The Earthly Frames is a one-man band from Maryland spawned from the mind of web game developer Gabriel Walsh. Combining live guitar and vocals with samples from country, folk, and pop music, Walsh’s sound is a thick, heavy, and brooding experience pierced with beautifully melodic moments. Earthly Frames, Volume 1, is an album only available on custom USB drives throughÂ Perhaps Transparent Records.Â More than an album, though, the limited-edition custom USB drive contains the elements of a true piece of chaotic fiction in the making.Â In an interview with music blogger Lightning Fay, Walsh admits that this debut release from The Earthly Frames is a first attempt at exploring “ways a band and fiction or concept art could interesect.”
Each custom USB drive contains the five songs in The Earthly Frames, Volume 1, as well as samples (loop AIF files and RX2s) free to use in your own music. In addition, each drive contains a unique “fragment” file, which could range from images to PowerPoint Presentations to text files and more. Together, the files form some kind of chaotic uber-narrative, bringing together real and unreal elements of the somewhat autobiographical, certainly mysterious story of the origin of The Earthly Frames. Participants are encouraged to share the fragment files at a forum at Perhaps Transparent Records. There are already a few fragments posted for viewing and use.
There are only 50 USB drives available, and ARGNet was lucky enough to get one of them (Number 25). Our fragment file was this letterÂ from “YOM” (Your Only Mother?) to her son, Gabe. The letter describes a fleeting and perhaps long-neglected memory, and the misplaced photograph that may have captured it. Did the photograph ever exist? We don’t know, and we can’t tell what is real and what is ephemeral. Memory can be such a fickle thing. We’re pointed to a painting, Manet’s “Le Dejeuner sur l’Herbe”, and more questions. Why is she naked? Why don’t they notice? Did I notice? I’m reminded of a visit to the Musee d’Orsay where the painting resides, the bittersweet taste of the coffee I had that overcast afternoon….
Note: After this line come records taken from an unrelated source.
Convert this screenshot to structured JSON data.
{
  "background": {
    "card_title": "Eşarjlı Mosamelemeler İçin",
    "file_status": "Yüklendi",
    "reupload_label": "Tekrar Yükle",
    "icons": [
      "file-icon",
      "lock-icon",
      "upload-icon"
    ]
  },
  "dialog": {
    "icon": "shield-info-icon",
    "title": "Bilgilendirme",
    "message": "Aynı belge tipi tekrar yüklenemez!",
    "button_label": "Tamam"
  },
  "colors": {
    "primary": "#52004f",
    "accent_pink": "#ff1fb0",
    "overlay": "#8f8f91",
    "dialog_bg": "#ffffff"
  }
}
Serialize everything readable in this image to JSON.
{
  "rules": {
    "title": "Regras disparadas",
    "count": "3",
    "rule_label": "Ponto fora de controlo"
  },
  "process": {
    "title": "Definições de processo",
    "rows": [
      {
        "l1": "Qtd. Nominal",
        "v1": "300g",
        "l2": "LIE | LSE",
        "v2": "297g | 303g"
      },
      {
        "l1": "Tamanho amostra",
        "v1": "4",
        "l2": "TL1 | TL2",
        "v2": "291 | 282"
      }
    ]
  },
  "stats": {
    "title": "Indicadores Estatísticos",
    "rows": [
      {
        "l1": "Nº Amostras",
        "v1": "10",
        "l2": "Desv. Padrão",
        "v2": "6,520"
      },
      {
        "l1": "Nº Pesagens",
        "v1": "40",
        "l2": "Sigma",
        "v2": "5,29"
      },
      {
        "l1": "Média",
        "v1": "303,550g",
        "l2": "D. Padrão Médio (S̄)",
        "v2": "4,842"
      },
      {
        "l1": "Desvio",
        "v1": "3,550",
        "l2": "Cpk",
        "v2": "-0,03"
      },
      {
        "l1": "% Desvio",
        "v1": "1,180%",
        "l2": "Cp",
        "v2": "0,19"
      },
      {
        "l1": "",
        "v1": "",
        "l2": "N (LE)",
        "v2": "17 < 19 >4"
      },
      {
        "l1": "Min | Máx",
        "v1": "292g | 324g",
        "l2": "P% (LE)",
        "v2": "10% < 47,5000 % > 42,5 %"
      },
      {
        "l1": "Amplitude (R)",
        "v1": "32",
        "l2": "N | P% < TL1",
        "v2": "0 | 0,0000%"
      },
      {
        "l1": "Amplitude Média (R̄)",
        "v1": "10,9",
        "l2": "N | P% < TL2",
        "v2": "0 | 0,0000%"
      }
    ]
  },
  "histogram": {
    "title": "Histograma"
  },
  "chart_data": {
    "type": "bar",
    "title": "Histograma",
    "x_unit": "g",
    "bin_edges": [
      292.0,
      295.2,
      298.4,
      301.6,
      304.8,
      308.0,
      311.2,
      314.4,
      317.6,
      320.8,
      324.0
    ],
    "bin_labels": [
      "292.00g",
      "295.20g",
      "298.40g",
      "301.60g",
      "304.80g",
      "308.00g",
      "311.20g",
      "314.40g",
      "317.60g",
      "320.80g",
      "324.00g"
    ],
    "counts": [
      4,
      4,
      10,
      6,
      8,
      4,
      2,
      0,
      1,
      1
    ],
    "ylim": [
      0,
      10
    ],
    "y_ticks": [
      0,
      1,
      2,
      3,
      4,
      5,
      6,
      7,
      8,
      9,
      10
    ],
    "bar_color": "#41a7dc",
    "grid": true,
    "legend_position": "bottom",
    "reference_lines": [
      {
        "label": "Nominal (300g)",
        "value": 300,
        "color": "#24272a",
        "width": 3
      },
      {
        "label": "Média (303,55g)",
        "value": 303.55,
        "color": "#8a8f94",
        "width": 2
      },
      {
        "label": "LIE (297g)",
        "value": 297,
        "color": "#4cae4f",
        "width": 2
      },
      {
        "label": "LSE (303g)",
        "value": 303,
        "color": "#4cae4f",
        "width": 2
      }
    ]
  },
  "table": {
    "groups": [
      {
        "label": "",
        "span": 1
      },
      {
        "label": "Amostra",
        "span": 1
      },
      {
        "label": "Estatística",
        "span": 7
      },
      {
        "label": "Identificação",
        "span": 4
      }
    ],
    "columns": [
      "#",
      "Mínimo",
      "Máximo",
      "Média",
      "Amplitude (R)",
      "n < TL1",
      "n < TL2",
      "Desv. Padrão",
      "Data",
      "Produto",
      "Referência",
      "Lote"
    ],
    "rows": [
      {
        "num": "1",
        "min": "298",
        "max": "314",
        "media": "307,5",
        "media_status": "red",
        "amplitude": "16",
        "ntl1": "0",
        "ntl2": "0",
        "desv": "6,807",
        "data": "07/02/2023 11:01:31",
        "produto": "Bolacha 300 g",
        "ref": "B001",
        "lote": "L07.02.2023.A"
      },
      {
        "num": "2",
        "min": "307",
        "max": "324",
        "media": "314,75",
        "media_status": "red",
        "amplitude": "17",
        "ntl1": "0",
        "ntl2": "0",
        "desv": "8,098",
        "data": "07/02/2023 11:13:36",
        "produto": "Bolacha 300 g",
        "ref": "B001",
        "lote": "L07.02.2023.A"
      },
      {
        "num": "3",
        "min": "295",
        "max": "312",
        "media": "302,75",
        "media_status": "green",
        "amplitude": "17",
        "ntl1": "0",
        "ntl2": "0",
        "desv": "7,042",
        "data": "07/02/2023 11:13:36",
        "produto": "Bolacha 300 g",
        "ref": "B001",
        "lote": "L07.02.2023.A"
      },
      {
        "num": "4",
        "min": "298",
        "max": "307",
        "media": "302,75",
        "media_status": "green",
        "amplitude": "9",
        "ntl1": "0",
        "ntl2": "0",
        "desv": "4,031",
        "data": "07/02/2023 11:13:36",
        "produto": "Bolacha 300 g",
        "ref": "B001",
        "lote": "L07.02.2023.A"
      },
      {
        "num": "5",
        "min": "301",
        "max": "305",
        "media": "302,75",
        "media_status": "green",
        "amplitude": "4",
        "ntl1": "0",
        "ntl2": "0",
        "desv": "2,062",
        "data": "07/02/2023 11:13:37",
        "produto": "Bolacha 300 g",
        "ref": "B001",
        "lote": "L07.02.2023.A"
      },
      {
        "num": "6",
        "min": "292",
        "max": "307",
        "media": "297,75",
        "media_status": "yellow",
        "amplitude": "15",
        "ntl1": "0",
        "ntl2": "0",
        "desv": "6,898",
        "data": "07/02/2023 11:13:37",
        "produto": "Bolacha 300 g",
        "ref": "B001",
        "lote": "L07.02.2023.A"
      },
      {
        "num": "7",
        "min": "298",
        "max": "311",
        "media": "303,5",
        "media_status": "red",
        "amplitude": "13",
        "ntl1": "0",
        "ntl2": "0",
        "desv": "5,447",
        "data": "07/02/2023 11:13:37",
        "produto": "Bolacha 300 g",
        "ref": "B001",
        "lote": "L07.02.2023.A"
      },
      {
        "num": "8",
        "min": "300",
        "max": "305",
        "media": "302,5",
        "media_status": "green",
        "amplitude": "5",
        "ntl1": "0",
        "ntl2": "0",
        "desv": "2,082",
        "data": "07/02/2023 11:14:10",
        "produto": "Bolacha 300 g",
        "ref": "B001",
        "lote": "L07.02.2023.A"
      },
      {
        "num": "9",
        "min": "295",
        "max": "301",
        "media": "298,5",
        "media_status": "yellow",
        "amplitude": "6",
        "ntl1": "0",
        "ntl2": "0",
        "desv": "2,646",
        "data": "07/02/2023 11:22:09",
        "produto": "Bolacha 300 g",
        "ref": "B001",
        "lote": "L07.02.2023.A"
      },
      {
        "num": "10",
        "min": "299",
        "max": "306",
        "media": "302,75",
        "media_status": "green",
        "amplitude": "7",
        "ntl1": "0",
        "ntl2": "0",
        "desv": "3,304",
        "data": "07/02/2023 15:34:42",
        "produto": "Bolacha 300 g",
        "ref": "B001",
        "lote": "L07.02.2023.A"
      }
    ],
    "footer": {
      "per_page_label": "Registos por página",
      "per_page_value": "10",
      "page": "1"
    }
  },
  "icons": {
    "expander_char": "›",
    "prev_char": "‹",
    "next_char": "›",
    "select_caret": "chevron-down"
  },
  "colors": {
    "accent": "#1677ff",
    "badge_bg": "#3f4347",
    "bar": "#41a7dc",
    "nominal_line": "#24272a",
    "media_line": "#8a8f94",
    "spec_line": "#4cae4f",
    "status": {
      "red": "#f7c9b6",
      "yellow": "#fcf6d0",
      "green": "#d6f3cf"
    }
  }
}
Wait, am I unwittingly being pulled into an almost-true fiction that nobody controls?
I hope so.
Because each fragment file is unique, the project is a fascinating exercise in interpretation, perspective, and creation. According to Walsh, “[o]wners of the device are the sole owner of the fragment file. I destroy the work as I go. So it’s up to them what to do with it. In other wordsâ€”if they wish to post it on their facebook or blogâ€”that’s fine or if they wish to bury it in the backyard fine too. Both scenarios have been accounted for narratively speaking.”
“The notion of ‘owning music’ is obviously conceptually and thematically at play with both the device and the story,” comments Walsh. In this day of contested notions of ownership and digital distribution, three kinds of licences are at play with Walsh’s release. As explained in an accompanying text file, The Earthly Frames tracks are held under an Attribution, Non-Commercial, No Derivatives license, the audio samples for remixing fall under an Attribution-Share Alike license, and the fragments are sole ownership, so participants can do whatever they like, giving them free rein to be a part of a larger narrative process.
But, “[w]hat becomes of it? Lost forever? Collector fodder? I have no idea,” says Walsh.
The USB drives are available for purchase directly through Perhaps Transparent Records, and some will be given out at live shows. Check out The Earthly Frames’ single “Pike” for a taste of Walsh’s haunting musical style.